by Ania Ahlborn
Publisher: Gallery Books
Page Count: 464
Release Date: April 21, 2015
How got: personal library; bought from Amazon
First attention getter: that cover! and ghosts
From indie horror author and bestselling sensation Ania Ahlborn, this brand-new supernatural thriller questions: how far would you go for success, and what would you be capable of if the promise of forever was real?
With his marriage on the rocks and his life in shambles, washed up crime writer Lucas Graham is desperate for a comeback. So when he’s promised exclusive access to notorious cult leader and death row inmate Jeffrey Halcomb, the opportunity is too good to pass up. Lucas leaves New York for the scene of the crime—a split-level farmhouse on the gray-sanded beach of Washington State—a house whose foundation is steeped in the blood of Halcomb’s diviners; runaways who, thirty years prior, were drawn to his message of family, unity, and unconditional love. Lucas wants to tell the real story of Halcomb’s faithful departed, but when Halcomb goes back on his promise of granting Lucas exclusive information on the case, he’s left to put the story together on his own. Except he is not alone. For Jeffrey Halcomb promised his devout eternal life…and within these walls, they’re far from dead.
Star Rating - 3
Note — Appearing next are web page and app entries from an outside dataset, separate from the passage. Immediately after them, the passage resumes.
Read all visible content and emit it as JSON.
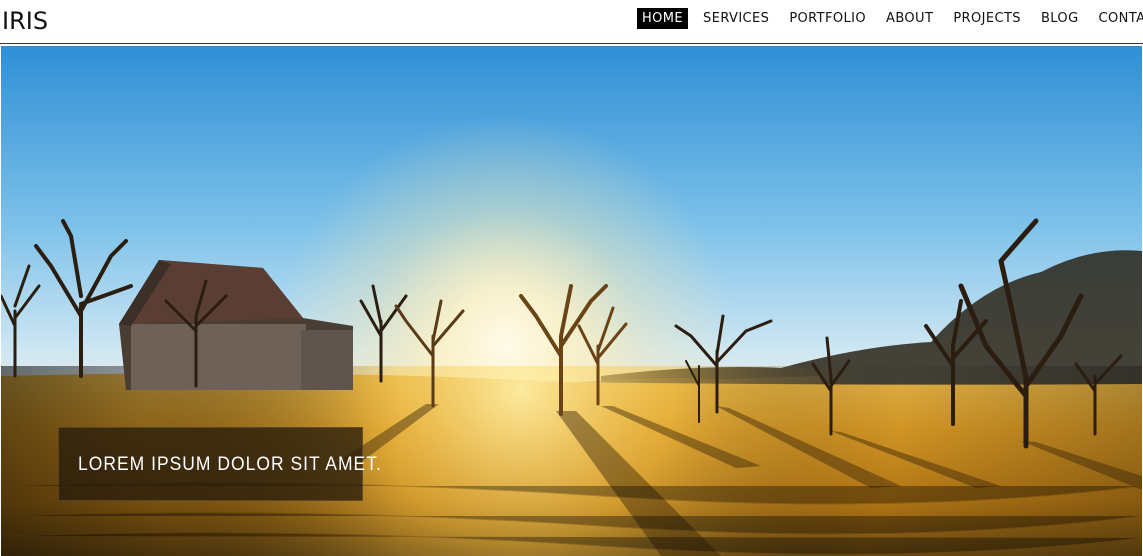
{
  "header": {
    "logo": "IRIS",
    "nav": [
      {
        "label": "HOME",
        "active": true
      },
      {
        "label": "SERVICES",
        "active": false
      },
      {
        "label": "PORTFOLIO",
        "active": false
      },
      {
        "label": "ABOUT",
        "active": false
      },
      {
        "label": "PROJECTS",
        "active": false
      },
      {
        "label": "BLOG",
        "active": false
      },
      {
        "label": "CONTACT",
        "active": false
      }
    ]
  },
  "hero": {
    "caption": "LOREM IPSUM DOLOR SIT AMET."
  },
  "colors": {
    "nav_active_bg": "#000000",
    "sky_top": "#3a9ad8",
    "field": "#d89a2a"
  }
}
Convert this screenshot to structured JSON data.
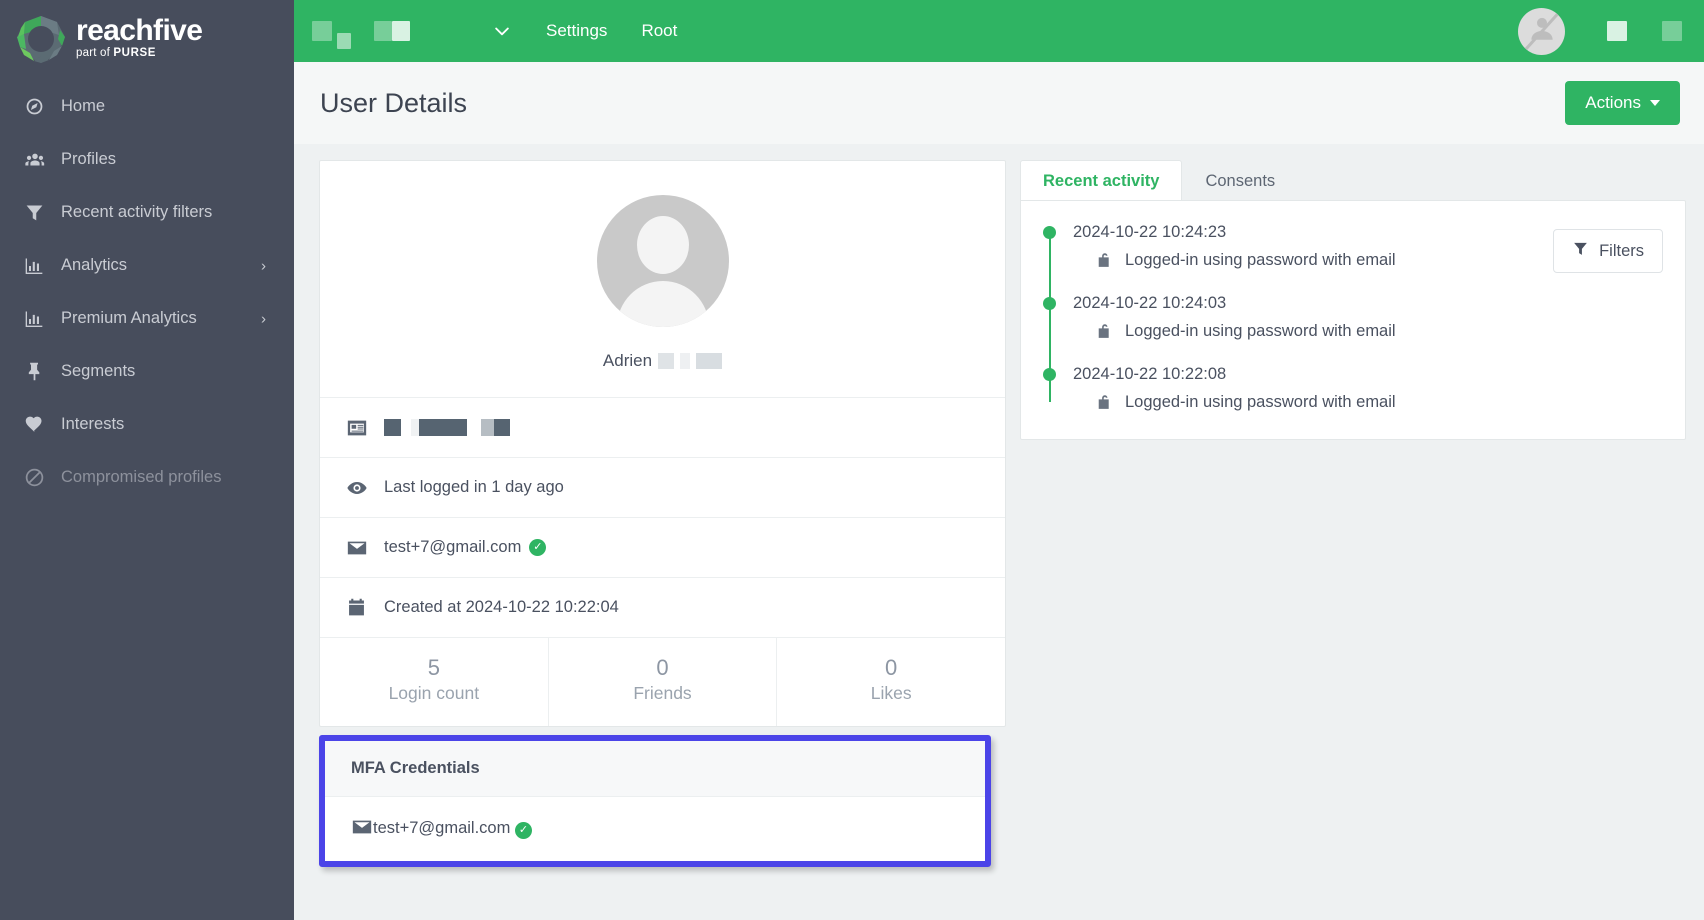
{
  "brand": {
    "name": "reachfive",
    "tagline_prefix": "part of ",
    "tagline_brand": "PURSE",
    "logo_icon": "reachfive-polygon-logo"
  },
  "sidebar": {
    "items": [
      {
        "label": "Home",
        "icon": "gauge-icon",
        "has_submenu": false,
        "disabled": false
      },
      {
        "label": "Profiles",
        "icon": "people-icon",
        "has_submenu": false,
        "disabled": false
      },
      {
        "label": "Recent activity filters",
        "icon": "funnel-icon",
        "has_submenu": false,
        "disabled": false
      },
      {
        "label": "Analytics",
        "icon": "bar-chart-icon",
        "has_submenu": true,
        "disabled": false
      },
      {
        "label": "Premium Analytics",
        "icon": "bar-chart-icon",
        "has_submenu": true,
        "disabled": false
      },
      {
        "label": "Segments",
        "icon": "pin-icon",
        "has_submenu": false,
        "disabled": false
      },
      {
        "label": "Interests",
        "icon": "heart-icon",
        "has_submenu": false,
        "disabled": false
      },
      {
        "label": "Compromised profiles",
        "icon": "no-entry-icon",
        "has_submenu": false,
        "disabled": true
      }
    ],
    "chevron": "›"
  },
  "topbar": {
    "dropdown_icon": "chevron-down-icon",
    "settings_label": "Settings",
    "root_label": "Root",
    "avatar_icon": "user-blocked-avatar-icon",
    "background": "#2fb463"
  },
  "page": {
    "title": "User Details",
    "actions_label": "Actions"
  },
  "profile": {
    "avatar_icon": "default-user-avatar-icon",
    "name": "Adrien",
    "identity_icon": "id-card-icon",
    "last_login_icon": "eye-icon",
    "last_login_text": "Last logged in 1 day ago",
    "email_icon": "envelope-icon",
    "email": "test+7@gmail.com",
    "email_verified_icon": "verified-check-icon",
    "created_icon": "calendar-icon",
    "created_text": "Created at 2024-10-22 10:22:04",
    "stats": [
      {
        "value": "5",
        "label": "Login count"
      },
      {
        "value": "0",
        "label": "Friends"
      },
      {
        "value": "0",
        "label": "Likes"
      }
    ]
  },
  "mfa": {
    "title": "MFA Credentials",
    "highlight_color": "#4b44e8",
    "credentials": [
      {
        "icon": "envelope-icon",
        "value": "test+7@gmail.com",
        "verified_icon": "verified-check-icon"
      }
    ]
  },
  "activity": {
    "tabs": [
      {
        "label": "Recent activity",
        "active": true
      },
      {
        "label": "Consents",
        "active": false
      }
    ],
    "filters_label": "Filters",
    "filters_icon": "funnel-icon",
    "accent_color": "#2fb463",
    "entries": [
      {
        "timestamp": "2024-10-22 10:24:23",
        "icon": "unlock-icon",
        "description": "Logged-in using password with email"
      },
      {
        "timestamp": "2024-10-22 10:24:03",
        "icon": "unlock-icon",
        "description": "Logged-in using password with email"
      },
      {
        "timestamp": "2024-10-22 10:22:08",
        "icon": "unlock-icon",
        "description": "Logged-in using password with email"
      }
    ]
  }
}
The author definitely gains points with the scary factor. She incorporates many aspects popular in the ghost genre with great effect: shadowy figures, voices, poltergeist activity, eerie feelings, and things seen out of the corner of one’s eye. I got chills up my spine and hid my eyes (which while reading a book shows how effective this book was with my imagination!) more than once. His gift with description shows itself vividly here as I could picture each supernatural encounter with spooky accuracy.
The story itself and characters, though didn’t work quite as well. Not to say they were BAD per se, but I saw room for definite improvement.
Reading like a classic horror movie, the book’s overall story was intriguing enough. Cults, mass suicide, murder, supernatural powers, and a father/daughter relationship on the brink all made for a good story. I liked how the author presented the story half in modern times and half in the early ‘80s with Audra’s story, interspersed with police reports, newspaper articles, and paranormal investigative reports. That multi-layering of storyline and plot helped this book a lot, giving it added depth and liveliness.
Yet, as the book got further along, the story started to get predictable and stale. Reading like a classic horror movie got to be less of an asset and more of a millstone around the book’s metaphorical neck. I could predict what was going to happen, who was going to die, and how the ending would roll out long before events actually happened. Not a good thing in a horror novel.
Characters, too, got more and more predictable and irritating as time went on. Jeanie and Lucas started out fresh, two individuals trying to find themselves again after economic hardship and a family life in freefall. Lucas’ grasping at what seemed like a grand opportunity to rebuild his and his family’s life caught my heart and got me into the book.
But once poop started hitting the fan and life started to get weird, both he and Jeanie fell into ruts of behavior. They would react to each supernatural encounter with the same methods and thought patterns, not even c hanging as the ghost stuff escalated in the latter half of the book. They started to fall into the patterns of characters in horror movies; those people that do stupid things when faced with horrific elements and keep on doing it. It’s no wonder that what happened to them in the end did…
The horror ghost elements were done right. They made me jump and gasp in all the right places, enough to give me chills down my spine. The overall plot was good, intricate and detailed. However, as it wore on, it got predictable and stale. The characters fell into that same mold, started out intriguing but never changed throughout the book. The ending I saw coming a mile away, not a good feature for a horror novel. Would I recommend this one to horror fans? Probably not the diehard ones; they’d probably be disappointment. But for the casual horror fan who doesn’t read it often, this might be a good diversion, if only for the ghost elements.